Blue whales are the biggest animals in the world – and extremely rare. You have good chances of spotting them in Iceland, Quebec, Mexico and Australia.
Humpback whales are gifted singers and tricky hunters: Singing takes place in the South Seas, hunting is done in the cold fjords.
Finbacks are the second biggest whales in the world. The best places to meet them are Quebec and New England.
Sperm whales dive deeper than any submarines. They can be spotted close to the coast in Norway, New Zealand and on the Azores.
Minke whales are curious, playful and widespread. They can be found everywhere, in Australia even while snorkeling.
Every year, gray whales migrate back and forth between Mexico and Alaska. At some places you can even see them from the mainland.

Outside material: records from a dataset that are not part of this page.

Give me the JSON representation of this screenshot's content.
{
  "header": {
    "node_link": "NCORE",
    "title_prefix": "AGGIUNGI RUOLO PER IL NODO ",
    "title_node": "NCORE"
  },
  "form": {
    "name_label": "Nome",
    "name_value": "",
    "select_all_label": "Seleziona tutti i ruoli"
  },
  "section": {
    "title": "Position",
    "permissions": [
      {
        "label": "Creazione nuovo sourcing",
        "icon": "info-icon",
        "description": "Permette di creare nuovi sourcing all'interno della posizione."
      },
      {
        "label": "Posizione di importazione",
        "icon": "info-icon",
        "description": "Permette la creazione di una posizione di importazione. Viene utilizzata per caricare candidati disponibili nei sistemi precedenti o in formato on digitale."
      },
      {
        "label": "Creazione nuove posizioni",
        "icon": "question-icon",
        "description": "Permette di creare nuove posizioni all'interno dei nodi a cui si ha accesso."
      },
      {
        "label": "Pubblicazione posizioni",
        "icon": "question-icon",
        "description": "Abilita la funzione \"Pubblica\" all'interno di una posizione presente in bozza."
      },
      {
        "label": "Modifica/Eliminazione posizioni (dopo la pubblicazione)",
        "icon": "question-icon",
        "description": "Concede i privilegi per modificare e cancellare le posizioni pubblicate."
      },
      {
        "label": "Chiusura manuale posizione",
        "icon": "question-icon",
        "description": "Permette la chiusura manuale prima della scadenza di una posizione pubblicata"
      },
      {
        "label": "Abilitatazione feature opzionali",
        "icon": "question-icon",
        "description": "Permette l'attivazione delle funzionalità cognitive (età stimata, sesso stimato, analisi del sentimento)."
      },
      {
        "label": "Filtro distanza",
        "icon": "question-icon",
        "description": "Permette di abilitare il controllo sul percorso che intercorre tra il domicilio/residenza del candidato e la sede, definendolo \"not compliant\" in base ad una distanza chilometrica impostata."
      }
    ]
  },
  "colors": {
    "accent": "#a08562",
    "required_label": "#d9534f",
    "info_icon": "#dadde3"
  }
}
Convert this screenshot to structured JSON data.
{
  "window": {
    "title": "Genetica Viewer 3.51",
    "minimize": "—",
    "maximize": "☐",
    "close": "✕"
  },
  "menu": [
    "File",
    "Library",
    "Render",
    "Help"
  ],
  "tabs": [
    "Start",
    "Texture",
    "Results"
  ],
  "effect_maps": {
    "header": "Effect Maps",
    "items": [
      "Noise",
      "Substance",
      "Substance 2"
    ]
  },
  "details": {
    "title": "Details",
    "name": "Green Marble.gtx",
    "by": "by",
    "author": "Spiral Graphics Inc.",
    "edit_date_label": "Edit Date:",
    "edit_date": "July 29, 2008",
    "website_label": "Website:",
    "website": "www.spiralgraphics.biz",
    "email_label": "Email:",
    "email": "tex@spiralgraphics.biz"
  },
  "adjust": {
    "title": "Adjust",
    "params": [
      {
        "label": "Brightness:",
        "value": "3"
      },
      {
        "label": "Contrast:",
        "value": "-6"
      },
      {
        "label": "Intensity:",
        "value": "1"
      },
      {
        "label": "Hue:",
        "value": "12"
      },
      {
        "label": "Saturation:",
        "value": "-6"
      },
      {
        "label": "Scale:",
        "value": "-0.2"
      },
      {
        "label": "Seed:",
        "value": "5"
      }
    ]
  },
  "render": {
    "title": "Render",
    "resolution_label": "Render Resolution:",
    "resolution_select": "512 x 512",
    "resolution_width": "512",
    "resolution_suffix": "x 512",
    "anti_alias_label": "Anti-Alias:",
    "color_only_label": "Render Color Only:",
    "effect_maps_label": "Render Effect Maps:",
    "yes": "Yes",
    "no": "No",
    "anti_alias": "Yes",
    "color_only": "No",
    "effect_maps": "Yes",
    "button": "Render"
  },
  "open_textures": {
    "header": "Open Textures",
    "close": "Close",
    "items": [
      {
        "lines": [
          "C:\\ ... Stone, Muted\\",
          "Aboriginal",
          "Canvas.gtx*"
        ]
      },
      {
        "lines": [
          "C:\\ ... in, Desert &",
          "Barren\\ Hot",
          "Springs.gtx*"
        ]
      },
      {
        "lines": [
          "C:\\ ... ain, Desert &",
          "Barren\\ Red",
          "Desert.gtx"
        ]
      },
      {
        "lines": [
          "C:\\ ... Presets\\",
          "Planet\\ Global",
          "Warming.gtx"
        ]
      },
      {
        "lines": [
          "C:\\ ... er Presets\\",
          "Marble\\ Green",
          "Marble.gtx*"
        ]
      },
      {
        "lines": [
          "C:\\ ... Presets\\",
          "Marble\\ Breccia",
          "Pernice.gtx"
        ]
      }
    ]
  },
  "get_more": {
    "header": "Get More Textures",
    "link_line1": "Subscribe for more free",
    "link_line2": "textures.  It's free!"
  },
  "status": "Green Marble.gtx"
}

Right whales are the bulkiest whales, but very agile nonetheless. Watch them jump in Australia, South Africa and Argentina.
Belugas are very popular because of their facial expressions. You can often meet them in great numbers in Quebec, Manitoba and Nunavut.
Meet the gray whales on their way north. With great opportunities for land based whale watching.
In March the people of Tofino and Ucluelet are celebrating the arrival of the first gray whales of the season.
In Argentina, orcas now are hunting right at the beach. March is also a great time for a hike in Patagonia!
Last call for the humpbacks off Hawaii! Meet them before they head north for summer...
Alaska, Argentina, Australia, British Columbia, Chile, Greenland, Hawaii, Iceland, California, Manitoba, Mexiko, New England, New Zealand, Norway, Nunavut, Oregon, Quebec, South Africa, The Azores, Washington.